The cost to people’s lives is considerable and there is little surprise that people quitting smoking is on the increase. The seemingly unscalable wall a smoker encounters when trying to quit, however, is quite simply that they find themselves unable to do so; they have become an addict! 3 This addiction happens especially quickly with children, studies in the United States have found that addiction happens very quickly; that “…adolescent smokers displayed symptoms of nicotine withdrawal within the first few weeks of commencing smoking” 4, 5

It is therefore important that an aid to quitting smoking can be offered to those that want to quit. Even though hypnotherapy can provide this aid, it is the individual themselves that must do the quitting. Hypnotherapy does not create a magic spell that does all of the hard work.

1World No Tobacco Day 2011 celebrates WHO Framework Convention On Tobacco Control. WHO

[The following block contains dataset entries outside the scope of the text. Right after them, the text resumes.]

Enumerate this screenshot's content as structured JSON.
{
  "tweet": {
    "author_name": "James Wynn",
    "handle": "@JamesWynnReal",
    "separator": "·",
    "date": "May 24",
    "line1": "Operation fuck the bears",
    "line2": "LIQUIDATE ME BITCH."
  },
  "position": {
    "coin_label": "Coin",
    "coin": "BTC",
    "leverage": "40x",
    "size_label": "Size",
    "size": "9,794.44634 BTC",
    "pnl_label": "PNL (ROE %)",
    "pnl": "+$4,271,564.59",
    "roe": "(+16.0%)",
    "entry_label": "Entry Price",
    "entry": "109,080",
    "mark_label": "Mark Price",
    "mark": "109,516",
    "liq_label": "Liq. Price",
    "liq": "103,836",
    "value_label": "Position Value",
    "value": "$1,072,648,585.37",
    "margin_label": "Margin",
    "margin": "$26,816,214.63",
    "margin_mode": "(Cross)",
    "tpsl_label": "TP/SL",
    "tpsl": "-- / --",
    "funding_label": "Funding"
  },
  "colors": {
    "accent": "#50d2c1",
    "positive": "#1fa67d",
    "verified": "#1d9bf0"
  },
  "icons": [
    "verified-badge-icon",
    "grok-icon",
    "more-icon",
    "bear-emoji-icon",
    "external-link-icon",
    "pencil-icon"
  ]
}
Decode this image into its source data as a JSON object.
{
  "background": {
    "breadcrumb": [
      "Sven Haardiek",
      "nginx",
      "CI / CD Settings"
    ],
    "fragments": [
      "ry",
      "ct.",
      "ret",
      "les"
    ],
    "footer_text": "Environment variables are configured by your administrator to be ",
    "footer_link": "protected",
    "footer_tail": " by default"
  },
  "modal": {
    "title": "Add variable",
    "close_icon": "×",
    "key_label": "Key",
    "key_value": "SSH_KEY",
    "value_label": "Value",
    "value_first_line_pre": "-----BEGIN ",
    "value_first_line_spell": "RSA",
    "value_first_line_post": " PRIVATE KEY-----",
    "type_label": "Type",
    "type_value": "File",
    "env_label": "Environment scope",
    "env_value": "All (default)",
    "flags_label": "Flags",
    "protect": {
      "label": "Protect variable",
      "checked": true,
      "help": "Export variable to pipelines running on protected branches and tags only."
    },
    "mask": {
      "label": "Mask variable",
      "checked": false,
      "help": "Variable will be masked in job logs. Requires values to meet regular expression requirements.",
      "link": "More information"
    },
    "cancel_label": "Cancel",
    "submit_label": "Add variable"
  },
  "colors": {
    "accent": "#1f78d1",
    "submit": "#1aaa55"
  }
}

press release 31 May 2011 http://www.who.int/tobacco/wntd/2011/en/

2U.S. Department of Health and Human Services. How Tobacco Smoke Causes Disease: The Biology

and Behavioural Basis for Smoking-Attributable Disease: A Report of the Surgeon General. Atlanta, GA:

U.S. Department of Health and Human Services, Centres for Disease Control and Prevention, National

Center for Chronic Disease Prevention and Health Promotion, Office on Smoking and Health, 2010.

3Nicotine Addiction in Britain. A report of the Tobacco Advisory Group of the Royal College of Physicians. London, RCP, 2000

4DiFranza JR Hooked from the first cigarette. Scientific American 2008; 298: 82-87

doi:10.1038/scientificamerican0508-82

5Please see: http://www.ash.org.uk/files/documents/ASH_107.pdf for further research about smoking.